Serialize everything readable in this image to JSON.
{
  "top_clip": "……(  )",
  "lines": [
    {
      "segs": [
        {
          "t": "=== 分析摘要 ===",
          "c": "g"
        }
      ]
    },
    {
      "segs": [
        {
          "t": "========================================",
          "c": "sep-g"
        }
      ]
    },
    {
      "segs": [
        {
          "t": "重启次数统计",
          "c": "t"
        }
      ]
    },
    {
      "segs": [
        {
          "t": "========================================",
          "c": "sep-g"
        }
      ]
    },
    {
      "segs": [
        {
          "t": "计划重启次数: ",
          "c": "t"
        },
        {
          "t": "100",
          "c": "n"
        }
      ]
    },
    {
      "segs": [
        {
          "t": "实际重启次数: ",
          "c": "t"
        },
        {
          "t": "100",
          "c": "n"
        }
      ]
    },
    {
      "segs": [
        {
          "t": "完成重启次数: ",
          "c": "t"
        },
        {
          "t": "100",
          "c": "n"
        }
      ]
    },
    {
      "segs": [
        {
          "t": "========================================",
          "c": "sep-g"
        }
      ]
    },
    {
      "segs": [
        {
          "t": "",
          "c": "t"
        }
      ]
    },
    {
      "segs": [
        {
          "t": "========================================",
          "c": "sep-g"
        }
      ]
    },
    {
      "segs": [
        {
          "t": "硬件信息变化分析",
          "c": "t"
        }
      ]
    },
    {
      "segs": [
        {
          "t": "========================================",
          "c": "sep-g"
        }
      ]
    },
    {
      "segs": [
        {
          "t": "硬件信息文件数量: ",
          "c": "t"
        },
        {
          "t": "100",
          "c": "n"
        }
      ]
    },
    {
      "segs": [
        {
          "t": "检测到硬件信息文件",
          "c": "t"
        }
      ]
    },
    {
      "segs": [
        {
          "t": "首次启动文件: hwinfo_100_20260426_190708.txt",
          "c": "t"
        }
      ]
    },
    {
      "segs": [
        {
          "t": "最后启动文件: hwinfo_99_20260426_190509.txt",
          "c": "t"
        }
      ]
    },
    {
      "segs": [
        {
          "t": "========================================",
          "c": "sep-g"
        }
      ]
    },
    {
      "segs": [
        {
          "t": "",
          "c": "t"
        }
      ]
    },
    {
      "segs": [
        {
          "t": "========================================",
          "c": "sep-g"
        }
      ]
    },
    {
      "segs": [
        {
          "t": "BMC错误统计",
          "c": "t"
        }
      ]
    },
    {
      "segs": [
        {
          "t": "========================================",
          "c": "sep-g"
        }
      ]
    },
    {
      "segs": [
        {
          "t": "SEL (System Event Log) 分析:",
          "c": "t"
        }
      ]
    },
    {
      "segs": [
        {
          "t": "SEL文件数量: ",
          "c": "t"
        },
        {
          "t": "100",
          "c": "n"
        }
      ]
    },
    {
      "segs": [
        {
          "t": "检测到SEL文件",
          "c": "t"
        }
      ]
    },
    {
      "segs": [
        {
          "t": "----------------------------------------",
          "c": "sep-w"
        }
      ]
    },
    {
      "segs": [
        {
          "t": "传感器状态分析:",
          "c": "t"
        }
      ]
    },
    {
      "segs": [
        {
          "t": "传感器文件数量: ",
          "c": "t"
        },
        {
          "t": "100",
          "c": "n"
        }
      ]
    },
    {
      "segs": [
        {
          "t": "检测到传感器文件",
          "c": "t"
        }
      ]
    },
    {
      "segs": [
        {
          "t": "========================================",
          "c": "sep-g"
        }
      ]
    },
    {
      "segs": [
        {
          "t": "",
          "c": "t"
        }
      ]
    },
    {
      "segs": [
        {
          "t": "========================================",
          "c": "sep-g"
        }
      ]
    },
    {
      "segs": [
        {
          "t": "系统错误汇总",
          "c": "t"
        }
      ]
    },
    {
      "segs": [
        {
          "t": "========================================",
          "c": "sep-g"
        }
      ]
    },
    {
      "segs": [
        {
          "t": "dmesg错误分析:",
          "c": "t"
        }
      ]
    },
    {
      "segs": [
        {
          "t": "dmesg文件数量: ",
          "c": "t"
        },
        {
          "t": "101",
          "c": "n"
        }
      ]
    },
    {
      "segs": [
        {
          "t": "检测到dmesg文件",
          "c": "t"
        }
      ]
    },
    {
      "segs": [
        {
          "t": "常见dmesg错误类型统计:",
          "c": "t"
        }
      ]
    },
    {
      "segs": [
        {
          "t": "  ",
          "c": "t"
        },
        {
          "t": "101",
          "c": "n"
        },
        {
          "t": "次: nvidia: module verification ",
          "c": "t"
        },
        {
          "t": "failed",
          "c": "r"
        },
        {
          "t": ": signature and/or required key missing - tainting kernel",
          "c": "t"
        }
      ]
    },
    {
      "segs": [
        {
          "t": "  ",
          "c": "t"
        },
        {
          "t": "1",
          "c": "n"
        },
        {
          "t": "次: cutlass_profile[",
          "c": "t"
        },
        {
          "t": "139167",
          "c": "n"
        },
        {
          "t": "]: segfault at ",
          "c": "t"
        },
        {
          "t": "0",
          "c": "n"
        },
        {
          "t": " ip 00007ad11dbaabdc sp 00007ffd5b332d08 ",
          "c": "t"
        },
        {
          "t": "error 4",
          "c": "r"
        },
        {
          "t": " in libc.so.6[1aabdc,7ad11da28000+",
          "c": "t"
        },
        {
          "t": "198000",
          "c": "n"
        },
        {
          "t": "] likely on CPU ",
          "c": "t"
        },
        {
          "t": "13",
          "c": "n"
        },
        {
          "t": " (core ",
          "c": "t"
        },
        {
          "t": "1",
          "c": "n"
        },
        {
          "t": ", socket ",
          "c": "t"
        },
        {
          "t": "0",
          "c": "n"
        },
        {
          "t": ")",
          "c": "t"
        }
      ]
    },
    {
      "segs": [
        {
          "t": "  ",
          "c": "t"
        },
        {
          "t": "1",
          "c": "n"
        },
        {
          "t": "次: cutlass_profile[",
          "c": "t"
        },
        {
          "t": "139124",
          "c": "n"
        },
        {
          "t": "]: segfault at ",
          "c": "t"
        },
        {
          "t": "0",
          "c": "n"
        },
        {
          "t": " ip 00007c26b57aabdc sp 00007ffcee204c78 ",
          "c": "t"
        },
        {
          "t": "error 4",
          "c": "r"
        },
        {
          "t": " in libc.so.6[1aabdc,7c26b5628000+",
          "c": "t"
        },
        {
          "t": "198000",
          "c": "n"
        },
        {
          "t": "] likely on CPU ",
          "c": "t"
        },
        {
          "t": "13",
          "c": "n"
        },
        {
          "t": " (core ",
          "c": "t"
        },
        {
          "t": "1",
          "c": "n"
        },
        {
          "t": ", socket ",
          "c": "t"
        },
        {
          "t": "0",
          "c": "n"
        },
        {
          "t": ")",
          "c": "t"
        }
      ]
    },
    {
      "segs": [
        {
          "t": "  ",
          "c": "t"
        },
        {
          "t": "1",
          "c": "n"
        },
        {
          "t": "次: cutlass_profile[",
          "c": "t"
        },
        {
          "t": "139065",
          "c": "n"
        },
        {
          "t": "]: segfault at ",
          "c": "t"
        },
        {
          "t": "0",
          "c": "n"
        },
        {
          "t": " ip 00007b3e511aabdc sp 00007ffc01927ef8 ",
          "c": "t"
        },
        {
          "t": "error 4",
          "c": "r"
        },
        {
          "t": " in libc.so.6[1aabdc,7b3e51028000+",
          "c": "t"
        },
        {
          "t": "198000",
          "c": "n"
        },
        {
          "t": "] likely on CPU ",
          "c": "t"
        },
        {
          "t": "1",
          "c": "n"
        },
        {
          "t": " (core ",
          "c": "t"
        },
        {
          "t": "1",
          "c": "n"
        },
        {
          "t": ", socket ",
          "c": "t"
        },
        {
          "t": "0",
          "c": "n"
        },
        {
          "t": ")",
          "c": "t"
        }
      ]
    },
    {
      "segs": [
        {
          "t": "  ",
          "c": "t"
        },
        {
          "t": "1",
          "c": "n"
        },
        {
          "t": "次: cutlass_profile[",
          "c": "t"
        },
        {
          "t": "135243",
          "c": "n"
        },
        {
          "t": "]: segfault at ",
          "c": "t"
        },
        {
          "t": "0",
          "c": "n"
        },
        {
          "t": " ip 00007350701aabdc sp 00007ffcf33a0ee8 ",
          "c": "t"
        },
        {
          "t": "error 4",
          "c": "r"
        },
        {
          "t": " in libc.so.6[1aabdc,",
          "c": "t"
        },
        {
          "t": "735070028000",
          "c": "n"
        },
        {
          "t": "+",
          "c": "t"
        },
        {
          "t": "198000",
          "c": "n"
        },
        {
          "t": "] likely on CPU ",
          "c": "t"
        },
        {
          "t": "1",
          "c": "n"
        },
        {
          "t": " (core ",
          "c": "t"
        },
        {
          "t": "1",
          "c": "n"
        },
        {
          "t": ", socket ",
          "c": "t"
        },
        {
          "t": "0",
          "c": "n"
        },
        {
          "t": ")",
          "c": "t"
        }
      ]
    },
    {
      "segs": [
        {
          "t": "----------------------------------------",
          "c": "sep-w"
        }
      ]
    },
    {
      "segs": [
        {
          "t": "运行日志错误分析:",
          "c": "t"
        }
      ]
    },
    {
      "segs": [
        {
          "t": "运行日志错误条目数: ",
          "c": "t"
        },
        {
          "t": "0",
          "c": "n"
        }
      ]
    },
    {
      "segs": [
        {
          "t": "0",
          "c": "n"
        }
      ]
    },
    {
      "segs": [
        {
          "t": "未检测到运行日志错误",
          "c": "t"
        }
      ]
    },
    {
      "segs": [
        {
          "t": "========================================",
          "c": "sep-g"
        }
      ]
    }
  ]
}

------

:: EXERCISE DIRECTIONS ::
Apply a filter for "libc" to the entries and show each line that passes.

:: WRITTEN RESPONSE ::
          "t": " in libc.so.6[1aabdc,7ad11da28000+",
          "t": " in libc.so.6[1aabdc,7c26b5628000+",
          "t": " in libc.so.6[1aabdc,7b3e51028000+",
          "t": " in libc.so.6[1aabdc,",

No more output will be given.